A: I think one needs to adapt from organization to organization, but over the years I've developed a system based on Ian McAllister's framework. I use value/impact, risk, and effort to derive the scores for each initiative.
I make changes from organization to organization and I've had to abandon it once or twice. I always start with whatever system or methodology a team is using before trying something else. Change needs to be driven by need, not by desire or familiarity.
Q: What's your process for feature prioritization at TextNow? How do you sift through and decide where you can deliver the most value?
A: I would try to create a more structured approach to collecting information on customer needs and try to collate them and transform them into actionable items.
A platform like Intercom will skew things towards the vocal users and in most cases won't give you easily identifiable leads towards what the user base will see lots of value from.
Sit with your customers regularly to do interviews, some of these can be purely discovery focused (why do you use this product, how? what problem does it solve for you, or value does it create. Just observe them using it). These will help you generate ideas as to how it can be improved. Other's can be around specific ideas you have and involve testing those.
If you have a hunch or data that warrants further investigation, test it out. Spin up an experiment that will test it quickly and cheaply. You aren't looking for a home run, just provide directional guidance on whether to investigate further or try something else. Painted door experiments are great for this.
Q: How much do you invest in SEO/content marketing, and when is the best time to start dedicating resources to that?
A: I would separate SEO and content marketing. SEO is a must-have if you expect to acquire customers through the web or other digital means (I'll lump App store optimization in with SEO).
Put in the effort for SEO but don't break the bank and don't lose focus on your product. SEO can't fix a bad product. And remember that most SEO pros out there are guessing at what they're doing. No one knows how Google's algorithm works. For content marketing, it really depends on your product and the market you're serving.
Q: At TextNow do you have product management and product marketing as two distinct functions/departments?
A: At TextNow, there are two distinct roles but like with any organization, there is overlap.
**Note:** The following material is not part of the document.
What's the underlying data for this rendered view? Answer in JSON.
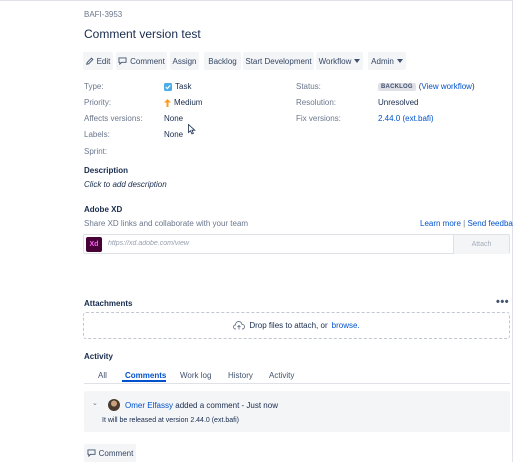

There's no real clear, hard and fast delineation between product management and product marketing so a good PM can handle some product marketing work but also knows when a PMM should take the lead.
Product Marketers also need to be able to think from the product management perspective so that they can provide valuable input on product development.